First shown at Hamilton Artists Inc. in 1989, this series of 75 black and white photographs and text critically examines the exploitative practices that were able to flourish in these privatized spaces. The exhibit also was shown at the Harbour Front Gallery in Toronto and was featured in the Greenpeace show No Time to Waste, held at the Hamilton Convention Centre.

Panel detail from 'No Trespassing'. Photograph by Cees van Gemerden, 1989.
Installation view of 'No Trespassing' at Hamilton Artists Inc. Photograph by Cees van Gemerden, 1989.

This devotion to raising awareness around issues of environmental damage as well as public access to public space continued to drive the van Gemerden’s throughout their lives. Over the years, No Trespassing evolved and grew. In the summer of 1990, a Ministry-ordered cleanup was issued and Hamilton’s waterfront began to transform into a cleaner, more accessible public space – largely in response to the pairs activism. To serve as a cautionary tale of the waterfronts past, Cees and Annerie created Trespassing—More Power Anyone? This rendition, shown at the Bayfront Park in 1996, juxtaposed photos of the decay from the 1980s with the current landscape visitors could now enjoy.

'No Trespassing' installation at Hamilton's Aquafest. Photograph by Annerie van Gemerden, 1990.
Panel details from 'No Trespassing'. Photograph by Cees van Gemerden, 1989.

While Cees photographed the majority of the No Trespassing series, Annerie created the triptych of photographs, The Post industrial Family Takes a Bath in Lake Ontario, for the 1991 exhibition Reading the Water shown at the Burlington Art Centre (now the Art Gallery of Burlington). This series showcases a seemingly safe and pleasant beach trip with overlay text outlining a list of 377 hazardous chemicals released into the Great Lakes from surrounding industries.

"The Post industrial Family Takes a Bath in Lake Ontario". Annerie van Gemerden, 1991.

Our Friends, a print publication documenting their social circle through portraiture and candid photographs, became another pivotal work for Cees and Annerie. Emphasizing the importance of people and partnership, the work has become a testament to the thriving artistic community that the couple surrounded themselves with in the 1980s. In the introduction, Anne Milne discusses:

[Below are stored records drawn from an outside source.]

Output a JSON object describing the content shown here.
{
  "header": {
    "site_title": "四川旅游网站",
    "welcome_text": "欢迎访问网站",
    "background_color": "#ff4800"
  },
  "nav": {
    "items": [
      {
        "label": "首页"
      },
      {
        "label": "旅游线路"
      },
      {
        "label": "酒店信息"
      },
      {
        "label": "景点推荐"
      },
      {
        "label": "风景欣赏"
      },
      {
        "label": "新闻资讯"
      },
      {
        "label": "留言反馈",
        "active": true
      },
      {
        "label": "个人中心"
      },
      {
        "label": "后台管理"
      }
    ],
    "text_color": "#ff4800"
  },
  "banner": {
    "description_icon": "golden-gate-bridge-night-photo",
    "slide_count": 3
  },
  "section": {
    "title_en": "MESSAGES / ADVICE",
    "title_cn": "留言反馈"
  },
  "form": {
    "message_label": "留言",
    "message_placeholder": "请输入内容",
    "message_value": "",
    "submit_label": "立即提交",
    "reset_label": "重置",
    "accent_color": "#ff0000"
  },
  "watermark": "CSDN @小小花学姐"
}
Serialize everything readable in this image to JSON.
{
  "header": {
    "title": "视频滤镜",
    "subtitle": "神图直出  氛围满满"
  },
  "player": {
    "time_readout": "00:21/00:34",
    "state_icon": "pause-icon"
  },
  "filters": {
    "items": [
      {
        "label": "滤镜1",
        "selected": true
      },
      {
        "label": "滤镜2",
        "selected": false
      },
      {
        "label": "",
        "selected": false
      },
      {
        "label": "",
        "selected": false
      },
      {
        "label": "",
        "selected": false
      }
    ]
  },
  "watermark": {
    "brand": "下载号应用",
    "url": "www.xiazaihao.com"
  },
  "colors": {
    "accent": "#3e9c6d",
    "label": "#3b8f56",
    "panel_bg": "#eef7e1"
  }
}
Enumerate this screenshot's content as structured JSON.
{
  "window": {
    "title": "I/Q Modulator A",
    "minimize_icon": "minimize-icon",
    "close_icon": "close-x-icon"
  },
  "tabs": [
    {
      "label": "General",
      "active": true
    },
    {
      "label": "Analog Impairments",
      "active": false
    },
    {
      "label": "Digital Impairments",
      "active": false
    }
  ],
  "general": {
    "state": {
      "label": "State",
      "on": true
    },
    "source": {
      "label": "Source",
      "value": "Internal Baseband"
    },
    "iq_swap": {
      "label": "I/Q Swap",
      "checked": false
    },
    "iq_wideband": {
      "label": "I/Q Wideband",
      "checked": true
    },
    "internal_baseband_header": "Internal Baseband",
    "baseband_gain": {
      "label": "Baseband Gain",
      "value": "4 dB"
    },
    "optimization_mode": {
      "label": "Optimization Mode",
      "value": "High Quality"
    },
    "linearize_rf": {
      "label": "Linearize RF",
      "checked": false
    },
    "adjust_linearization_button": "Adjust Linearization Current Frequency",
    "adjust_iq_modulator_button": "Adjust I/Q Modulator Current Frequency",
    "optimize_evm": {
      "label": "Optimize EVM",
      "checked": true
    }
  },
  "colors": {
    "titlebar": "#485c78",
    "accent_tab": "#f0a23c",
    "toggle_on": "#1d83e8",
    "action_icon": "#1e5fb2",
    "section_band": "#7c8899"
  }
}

“When I looked at OUR FRIENDS and saw that I did not know all the people portrayed, that I knew others who had not been included, I saw a firm and potent example of how communities grow and bind and spread rippling like the long water off High Level Bridge” (Milne).

Cover image of 'Our Friends' by Cees & Annerie van Gemerden, 1988.

These two series of work, No Trespassing and Our Friends, demonstrate the strong moral values that Cees and Annerie have devoted their lives to – care for the environment and care for the people. Their artistic practice placed community activism at the forefront, making complex contemporary social issues accessible to the public through striking black and white imagery.

Cees van Gemerden's group photo of Hamilton Artists Inc. and a small cut out of van Gemerden with his camera, from the Hamilton Artists Inc. scrapbooks, c.1980s.

The following oral history video was filmed in November 2018 at the Hamilton Public Library, central branch sound studio, for the Building Cultural Legacies project as part of a series of conversations between emerging and established artists, organized by the Hamilton Arts Council and the Hamilton Public Library and funded by the Ontario Trillium Foundation.

Archive of Artist Works: